As with every lens, we encourage experimentation, however, when shooting fisheye, a bit of knowledge can go a long way. Here are some handy tips to help you harness the unique power of these lenses.
There are two types of fisheye lens: circular and full-frame.
A full-frame fisheye lens captures a 180 degrees’ diagonal image (from corner to corner). These types of lenses excel at landscape photography and are the more popular of the pair.
A circular fisheye lens captures a full 180-degree image in all directions. You’ll recognise photos shot with this type of lens because they result in a circular image surrounded by black around the frame. While popular for extreme sports photography and abstract art endeavours, they are less practical for most photographers. For those who desire options, the AF-S Fisheye NIKKOR 8-15mm f/3.5-4.5E ED lens offers the best of both worlds.
Cityscapes can be a photographer’s playground, but unfortunately many buildings are too tall for a normal lens to do them justice. Fisheye lenses allow you to not only capture the full extent of buildings and structures, but emphasize their scale. Similarly, if you find yourself at a high vantage point, you can capture a stunning bird’s eye view shot from above. Fisheye lenses are also beneficial for architects who use them to capture expansive spaces and ceilings.
Chances are you have seen many instances of fisheye photography and were completely unaware. When shooting landscape photography, if you place the horizon in the middle of your frame, you can capture an almost 180-degree view without the distorted signature fisheye look. This is most-often achieved in nature, as straight lines like buildings or street lamps, don’t exist.
Although it seems counterintuitive, if you’d like the horizon below the centre of your image, point your lens up. Alternatively, if you’d like the horizon above, point the lens down.
Finally, curvature can be your best friend with a fisheye lens, so try and seek out curved lines in architecture and the world around you to create some truly larger-than-life images.

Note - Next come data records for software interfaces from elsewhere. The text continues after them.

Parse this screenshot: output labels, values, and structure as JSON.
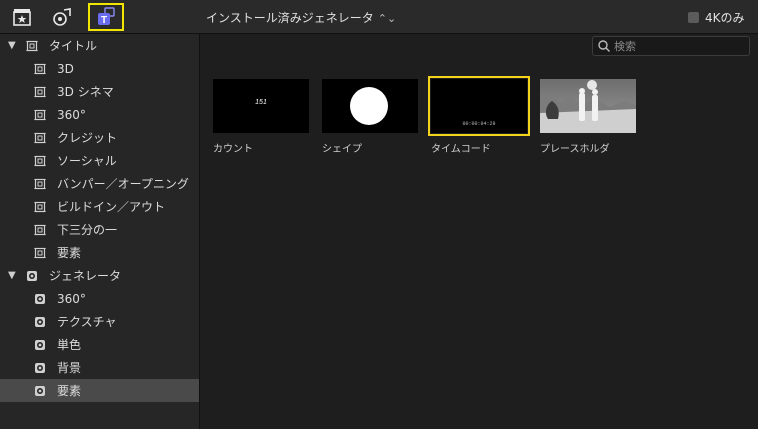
{
  "toolbar": {
    "title": "インストール済みジェネレータ",
    "title_chevron": "⌃⌄",
    "fourk_label": "4Kのみ",
    "icons": [
      "photos-icon",
      "music-icon",
      "titles-generators-icon"
    ]
  },
  "search": {
    "placeholder": "検索"
  },
  "sidebar": {
    "titles_group": {
      "label": "タイトル",
      "items": [
        "3D",
        "3D シネマ",
        "360°",
        "クレジット",
        "ソーシャル",
        "バンパー／オープニング",
        "ビルドイン／アウト",
        "下三分の一",
        "要素"
      ]
    },
    "generators_group": {
      "label": "ジェネレータ",
      "items": [
        "360°",
        "テクスチャ",
        "単色",
        "背景",
        "要素"
      ],
      "selected_index": 4
    }
  },
  "thumbnails": [
    {
      "label": "カウント",
      "overlay": "151"
    },
    {
      "label": "シェイプ",
      "overlay": ""
    },
    {
      "label": "タイムコード",
      "overlay": "00:00:04:29"
    },
    {
      "label": "プレースホルダ",
      "overlay": ""
    }
  ],
  "colors": {
    "selection": "#f2e600",
    "thumb_selection": "#f2d21b",
    "accent": "#6a6cf0"
  }
}
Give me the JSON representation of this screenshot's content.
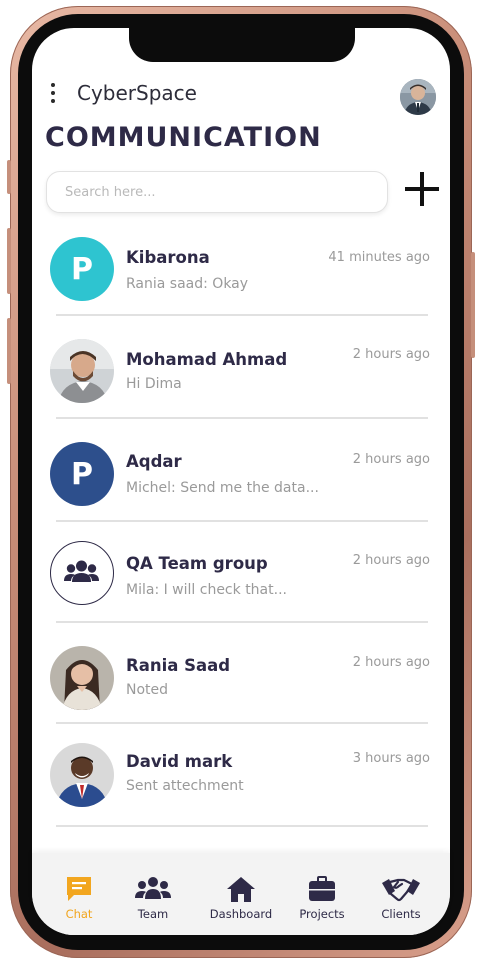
{
  "app": {
    "title": "CyberSpace"
  },
  "header": {
    "title": "COMMUNICATION"
  },
  "search": {
    "placeholder": "Search here...",
    "value": ""
  },
  "conversations": [
    {
      "name": "Kibarona",
      "message": "Rania saad: Okay",
      "time": "41 minutes ago",
      "avatar": "letter",
      "letter": "P",
      "color": "#2ec4d0"
    },
    {
      "name": "Mohamad Ahmad",
      "message": "Hi Dima",
      "time": "2 hours ago",
      "avatar": "photo"
    },
    {
      "name": "Aqdar",
      "message": "Michel: Send me the data...",
      "time": "2 hours ago",
      "avatar": "letter",
      "letter": "P",
      "color": "#2d4f8c"
    },
    {
      "name": "QA Team group",
      "message": "Mila: I will check that...",
      "time": "2 hours ago",
      "avatar": "group-icon"
    },
    {
      "name": "Rania Saad",
      "message": "Noted",
      "time": "2 hours ago",
      "avatar": "photo"
    },
    {
      "name": "David mark",
      "message": "Sent attechment",
      "time": "3 hours ago",
      "avatar": "photo"
    }
  ],
  "tabs": [
    {
      "label": "Chat",
      "icon": "chat-icon",
      "active": true
    },
    {
      "label": "Team",
      "icon": "team-icon",
      "active": false
    },
    {
      "label": "Dashboard",
      "icon": "home-icon",
      "active": false
    },
    {
      "label": "Projects",
      "icon": "briefcase-icon",
      "active": false
    },
    {
      "label": "Clients",
      "icon": "handshake-icon",
      "active": false
    }
  ],
  "colors": {
    "primary": "#2e2a47",
    "accent": "#f2a61f",
    "muted": "#9a9a9a"
  }
}
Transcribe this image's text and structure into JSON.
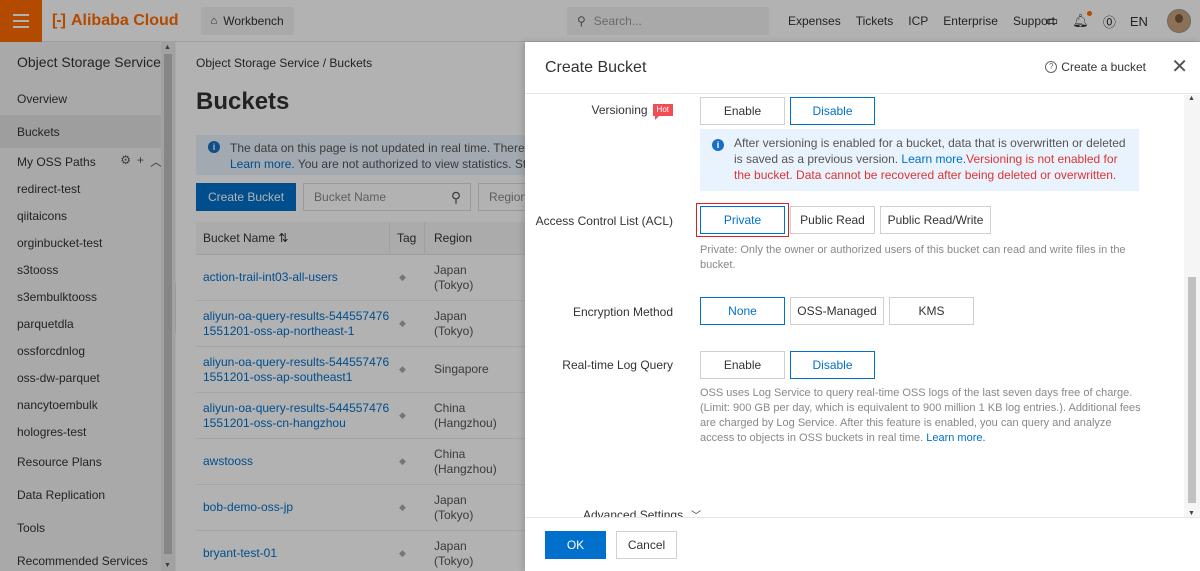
{
  "topbar": {
    "brand": "Alibaba Cloud",
    "brand_mark": "[-]",
    "workbench": "Workbench",
    "search_placeholder": "Search...",
    "links": [
      "Expenses",
      "Tickets",
      "ICP",
      "Enterprise",
      "Support"
    ],
    "language": "EN"
  },
  "sidebar": {
    "title": "Object Storage Service",
    "items_top": [
      "Overview",
      "Buckets"
    ],
    "oss_paths_label": "My OSS Paths",
    "paths": [
      "redirect-test",
      "qiitaicons",
      "orginbucket-test",
      "s3tooss",
      "s3embulktooss",
      "parquetdla",
      "ossforcdnlog",
      "oss-dw-parquet",
      "nancytoembulk",
      "hologres-test"
    ],
    "items_bottom": [
      "Resource Plans",
      "Data Replication",
      "Tools",
      "Recommended Services"
    ]
  },
  "main": {
    "breadcrumb": "Object Storage Service  /  Buckets",
    "title": "Buckets",
    "notice_line1": "The data on this page is not updated in real time. There is a l",
    "notice_link": "Learn more.",
    "notice_line2": " You are not authorized to view statistics. Statistic",
    "create_button": "Create Bucket",
    "bucket_name_placeholder": "Bucket Name",
    "region_filter": "Region",
    "columns": {
      "name": "Bucket Name ⇅",
      "tag": "Tag",
      "region": "Region"
    },
    "rows": [
      {
        "name": "action-trail-int03-all-users",
        "region": "Japan (Tokyo)"
      },
      {
        "name": "aliyun-oa-query-results-5445574761551201-oss-ap-northeast-1",
        "region": "Japan (Tokyo)"
      },
      {
        "name": "aliyun-oa-query-results-5445574761551201-oss-ap-southeast1",
        "region": "Singapore"
      },
      {
        "name": "aliyun-oa-query-results-5445574761551201-oss-cn-hangzhou",
        "region": "China (Hangzhou)"
      },
      {
        "name": "awstooss",
        "region": "China (Hangzhou)"
      },
      {
        "name": "bob-demo-oss-jp",
        "region": "Japan (Tokyo)"
      },
      {
        "name": "bryant-test-01",
        "region": "Japan (Tokyo)"
      }
    ]
  },
  "drawer": {
    "title": "Create Bucket",
    "help_link": "Create a bucket",
    "versioning": {
      "label": "Versioning",
      "badge": "Hot",
      "options": [
        "Enable",
        "Disable"
      ],
      "selected": "Disable",
      "info_text": "After versioning is enabled for a bucket, data that is overwritten or deleted is saved as a previous version. ",
      "info_link": "Learn more.",
      "info_warning": "Versioning is not enabled for the bucket. Data cannot be recovered after being deleted or overwritten."
    },
    "acl": {
      "label": "Access Control List (ACL)",
      "options": [
        "Private",
        "Public Read",
        "Public Read/Write"
      ],
      "selected": "Private",
      "help": "Private: Only the owner or authorized users of this bucket can read and write files in the bucket."
    },
    "encryption": {
      "label": "Encryption Method",
      "options": [
        "None",
        "OSS-Managed",
        "KMS"
      ],
      "selected": "None"
    },
    "log_query": {
      "label": "Real-time Log Query",
      "options": [
        "Enable",
        "Disable"
      ],
      "selected": "Disable",
      "help": "OSS uses Log Service to query real-time OSS logs of the last seven days free of charge. (Limit: 900 GB per day, which is equivalent to 900 million 1 KB log entries.). Additional fees are charged by Log Service. After this feature is enabled, you can query and analyze access to objects in OSS buckets in real time. ",
      "help_link": "Learn more."
    },
    "advanced": "Advanced Settings",
    "ok": "OK",
    "cancel": "Cancel"
  },
  "colors": {
    "brand": "#ff6a00",
    "primary": "#0070cc",
    "warning": "#e03333",
    "highlight": "#e02020"
  },
  "icons": [
    "menu-icon",
    "home-icon",
    "search-icon",
    "terminal-icon",
    "bell-icon",
    "help-icon",
    "gear-icon",
    "plus-icon",
    "chevron-up-icon",
    "tag-icon",
    "info-icon",
    "close-icon",
    "chevron-down-icon"
  ]
}
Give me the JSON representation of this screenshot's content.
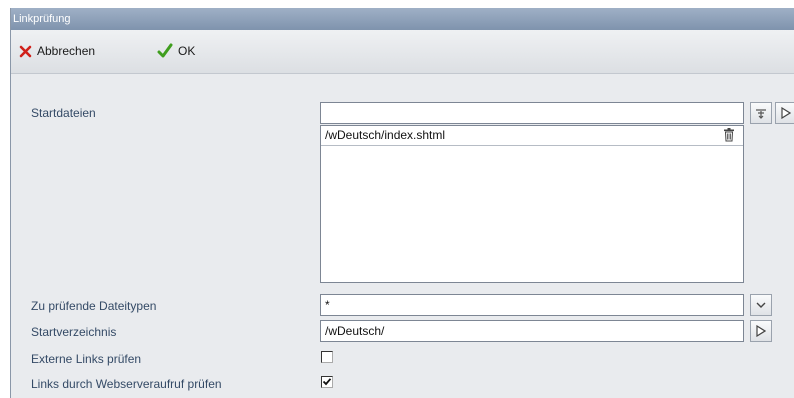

Experimentation is the name of the fisheye game. When you shoot from up close the distorted lines can produce some spectacular, funky results. If you place the item you want to be prominent in the centre of the frame, the surrounding imagery becomes increasingly more warped as you move towards the edge of the frame.
A fisheye can make for unflattering human portraits, but if you capture your pet’s nose head on, you can capture some fun, unorthodox portraits. There’s only one way to find out!